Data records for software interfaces
----------

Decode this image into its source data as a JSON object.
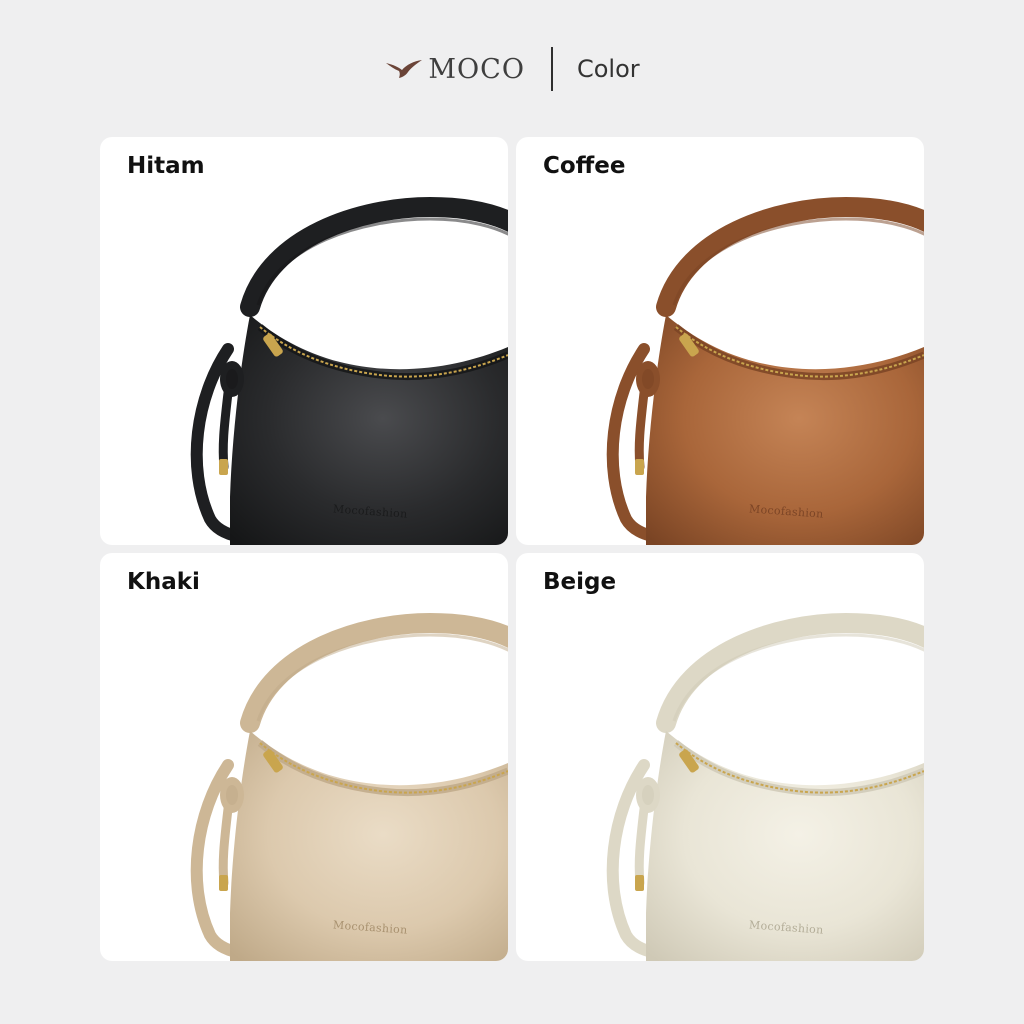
{
  "header": {
    "brand": "MOCO",
    "section": "Color"
  },
  "variants": [
    {
      "name": "Hitam",
      "emboss": "Mocofashion",
      "colors": {
        "body": "#2a2b2d",
        "dark": "#151617",
        "light": "#4a4b4e",
        "strap": "#1e1f21",
        "emboss": "#1a1b1c"
      }
    },
    {
      "name": "Coffee",
      "emboss": "Mocofashion",
      "colors": {
        "body": "#a9663a",
        "dark": "#7a4424",
        "light": "#c58456",
        "strap": "#8a4f2b",
        "emboss": "#7c4526"
      }
    },
    {
      "name": "Khaki",
      "emboss": "Mocofashion",
      "colors": {
        "body": "#dcc9ad",
        "dark": "#bfa988",
        "light": "#eadcc6",
        "strap": "#cdb796",
        "emboss": "#a8916f"
      }
    },
    {
      "name": "Beige",
      "emboss": "Mocofashion",
      "colors": {
        "body": "#e9e5d6",
        "dark": "#cfc9b6",
        "light": "#f4f1e6",
        "strap": "#ddd8c6",
        "emboss": "#b3ad98"
      }
    }
  ]
}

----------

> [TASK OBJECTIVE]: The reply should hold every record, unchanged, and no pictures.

> [WRITTEN REPLY]:
Decode this image into its source data as a JSON object.
{
  "header": {
    "brand": "MOCO",
    "section": "Color"
  },
  "variants": [
    {
      "name": "Hitam",
      "emboss": "Mocofashion",
      "colors": {
        "body": "#2a2b2d",
        "dark": "#151617",
        "light": "#4a4b4e",
        "strap": "#1e1f21",
        "emboss": "#1a1b1c"
      }
    },
    {
      "name": "Coffee",
      "emboss": "Mocofashion",
      "colors": {
        "body": "#a9663a",
        "dark": "#7a4424",
        "light": "#c58456",
        "strap": "#8a4f2b",
        "emboss": "#7c4526"
      }
    },
    {
      "name": "Khaki",
      "emboss": "Mocofashion",
      "colors": {
        "body": "#dcc9ad",
        "dark": "#bfa988",
        "light": "#eadcc6",
        "strap": "#cdb796",
        "emboss": "#a8916f"
      }
    },
    {
      "name": "Beige",
      "emboss": "Mocofashion",
      "colors": {
        "body": "#e9e5d6",
        "dark": "#cfc9b6",
        "light": "#f4f1e6",
        "strap": "#ddd8c6",
        "emboss": "#b3ad98"
      }
    }
  ]
}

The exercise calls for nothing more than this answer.